This Article is From Sep 21, 2012

PM addresses nation on reforms: Who said what

PM addresses nation on reforms: Who said what
New Delhi: Prime Minister Manmohan Singh, in a televised speech this evening, explained to the nation the reforms introduced by his government last week. The PM said that the people have a right to know why his government took these decisions and that they should rest assured that the government did not want to burden the aam aadmi or common man.

Here are the political reactions to Dr Singh's speech:

Mamata Banerjee, Trinamool Congress Chief and West Bengal Chief Minister (on her Facebook page)
I want to ask what is the definition of aam aadmi? Is it not becoming clear that the use of the name of aam aadmi, and misuse of power of chair. Is it to finish aam aadmi? Is it the game plan.

Sitaram Yechury, CPI(M)leader
There is nothing new in the PM's speech

Kakoli Ghosh Dastidar, Trinamool Congress leader
PM is a gentleman, a learned man. But the Congress has no touch with the common man, though they keep talking about aam aadmi. Cut in subsidy will create problems for the middle class.
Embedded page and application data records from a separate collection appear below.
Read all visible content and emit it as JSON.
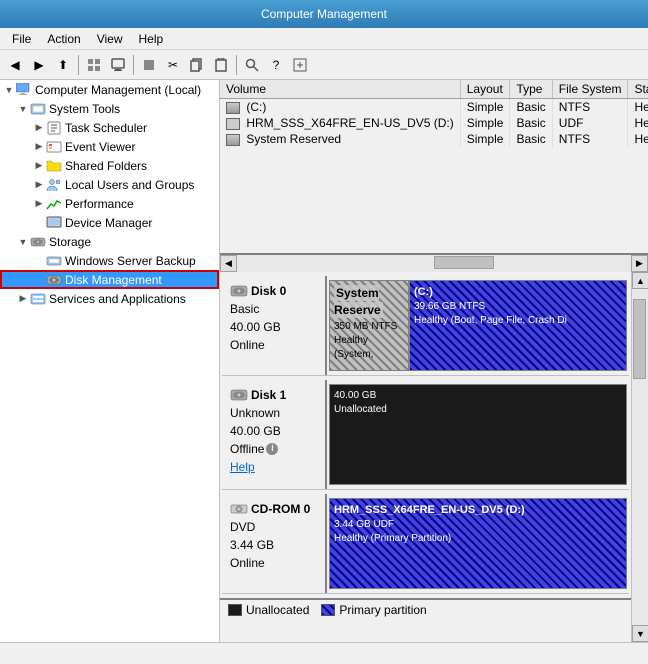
{
  "titleBar": {
    "title": "Computer Management"
  },
  "menuBar": {
    "items": [
      "File",
      "Action",
      "View",
      "Help"
    ]
  },
  "toolbar": {
    "buttons": [
      "◀",
      "▶",
      "⬆",
      "📋",
      "🖥",
      "◼",
      "✂",
      "📋",
      "📋",
      "🔍",
      "🔍",
      "📋"
    ]
  },
  "tree": {
    "root": {
      "label": "Computer Management (Local)",
      "icon": "💻"
    },
    "items": [
      {
        "id": "system-tools",
        "label": "System Tools",
        "icon": "🔧",
        "level": 1,
        "expanded": true
      },
      {
        "id": "task-scheduler",
        "label": "Task Scheduler",
        "icon": "📅",
        "level": 2
      },
      {
        "id": "event-viewer",
        "label": "Event Viewer",
        "icon": "📋",
        "level": 2
      },
      {
        "id": "shared-folders",
        "label": "Shared Folders",
        "icon": "📁",
        "level": 2
      },
      {
        "id": "local-users",
        "label": "Local Users and Groups",
        "icon": "👥",
        "level": 2
      },
      {
        "id": "performance",
        "label": "Performance",
        "icon": "📊",
        "level": 2
      },
      {
        "id": "device-manager",
        "label": "Device Manager",
        "icon": "🖥",
        "level": 2
      },
      {
        "id": "storage",
        "label": "Storage",
        "icon": "💾",
        "level": 1,
        "expanded": true
      },
      {
        "id": "windows-server-backup",
        "label": "Windows Server Backup",
        "icon": "💾",
        "level": 2
      },
      {
        "id": "disk-management",
        "label": "Disk Management",
        "icon": "💿",
        "level": 2,
        "selected": true
      },
      {
        "id": "services-applications",
        "label": "Services and Applications",
        "icon": "⚙",
        "level": 1
      }
    ]
  },
  "volumeTable": {
    "columns": [
      "Volume",
      "Layout",
      "Type",
      "File System",
      "Status"
    ],
    "rows": [
      {
        "name": "(C:)",
        "layout": "Simple",
        "type": "Basic",
        "fs": "NTFS",
        "status": "Healthy (B"
      },
      {
        "name": "HRM_SSS_X64FRE_EN-US_DV5 (D:)",
        "layout": "Simple",
        "type": "Basic",
        "fs": "UDF",
        "status": "Healthy ("
      },
      {
        "name": "System Reserved",
        "layout": "Simple",
        "type": "Basic",
        "fs": "NTFS",
        "status": "Healthy (S"
      }
    ]
  },
  "diskPanels": [
    {
      "id": "disk0",
      "name": "Disk 0",
      "type": "Basic",
      "size": "40.00 GB",
      "status": "Online",
      "partitions": [
        {
          "id": "system-reserve",
          "name": "System Reserve",
          "size": "350 MB NTFS",
          "health": "Healthy (System,",
          "type": "system"
        },
        {
          "id": "c-drive",
          "name": "(C:)",
          "size": "39.66 GB NTFS",
          "health": "Healthy (Boot, Page File, Crash Di",
          "type": "primary"
        }
      ]
    },
    {
      "id": "disk1",
      "name": "Disk 1",
      "type": "Unknown",
      "size": "40.00 GB",
      "status": "Offline",
      "helpText": "Help",
      "partitions": [
        {
          "id": "unallocated1",
          "name": "",
          "size": "40.00 GB",
          "health": "Unallocated",
          "type": "unallocated"
        }
      ]
    },
    {
      "id": "cdrom0",
      "name": "CD-ROM 0",
      "type": "DVD",
      "size": "3.44 GB",
      "status": "Online",
      "partitions": [
        {
          "id": "cdrom-part",
          "name": "HRM_SSS_X64FRE_EN-US_DV5 (D:)",
          "size": "3.44 GB UDF",
          "health": "Healthy (Primary Partition)",
          "type": "primary"
        }
      ]
    }
  ],
  "legend": {
    "items": [
      {
        "label": "Unallocated",
        "type": "unalloc"
      },
      {
        "label": "Primary partition",
        "type": "primary"
      }
    ]
  },
  "statusBar": {
    "text": ""
  }
}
Mukhtar Abbas Naqvi, BJP leader
In his speech, the Prime Minister tried to mislead the country. He appeared advocating the interests of foreign countries and not the Indians, he leads.

Prakash Javadekar, BJP spokesperson
If PM wanted to show intent, he should have acted against corruption. Instead he has burdened the common man.

Tarun Vijay, BJP spokesperson
Money doesn't grow on trees, yes. Thanks for telling us, but money stashed in foreign banks? No mention of financial irregularities. Just Words.

Shivanand Tiwari, Janata Dal (United) spokesperson
Everybody knows that a major share of petrol and diesel is imported. But what steps has the government taken to bring down the consumption. He is accusing the Opposition of creating confusion on the issue but, in fact, Singh himself is doing so.

Prakash Karat, CPI(M) General Secretary
The Prime Minister has sought to defend the indefensible steps taken by the government. The Prime Minister has not answered how he could proceed with these measures when it does not have the support of the overwhelming majority in Parliament.

D Raja, CPI National Secretary
The address was very very desperate. He miserably failed to answer any questions raised by common man and parties.

Kapil Sibal, union minister
Without these decisions, our situation would have worsened. I think the steps taken are not much and are right. The steps in 1991 were opposed similarly.

Rashid Alvi, Congress spokesperson
The Prime Minister has explained each and everything as to why under the present circumstances, tough steps taken by the government were necessary. This should be appreciated by other parties.

Shabana Azmi, actor and activist

Sound speech by PM. There should be many such addresses to a bewildered nation so people know what's going on and why.

Ajay Maken, Union sports minister
PM shows strong resolve, aggression and focus for fast economic growth, for welfare of the common man! "Those opposing now, did so in 1991 too."

Adi Godrej, chairman of the Godrej Group and president of CII
A very balanced address, he clearly explained that these steps were very necessary. His comparison with 1991 was very apt. I am impressed with the action last week and today's speech; the government has good support. Mamata's pullout may strengthen the government - the stock market went up and the rupee appreciated. A stronger rupee will lead to lower inflation.

Jay Shankar, economist and political strategist
There is very little that the Prime Minister has to connect with the people... they don't know or understand great economic terminologies like fiscal deficit. He should speak to the people more often. In a typical democracy like India, regional parties have become strong and they determine how reforms should be implemented. Strong leadership is required.

Madan Sabnavis, chief economist, Care Ratings
The government should rethink its decision taken on subsidy. The PM spoke very good economics but was not convincing. It is not a precarious situation like in 1991, India is not the only country with a high fiscal deficit.

Kiran Mazumdar Shaw MD, Biocon
PM gave a very cogent explanation of the urgency for reforms. He reached out to the people to explain how he can't afford India to reach a situation like some European countries where people are losing their jobs. I wish he had done this earlier. We can't have a prime minister who keeps large periods of silence.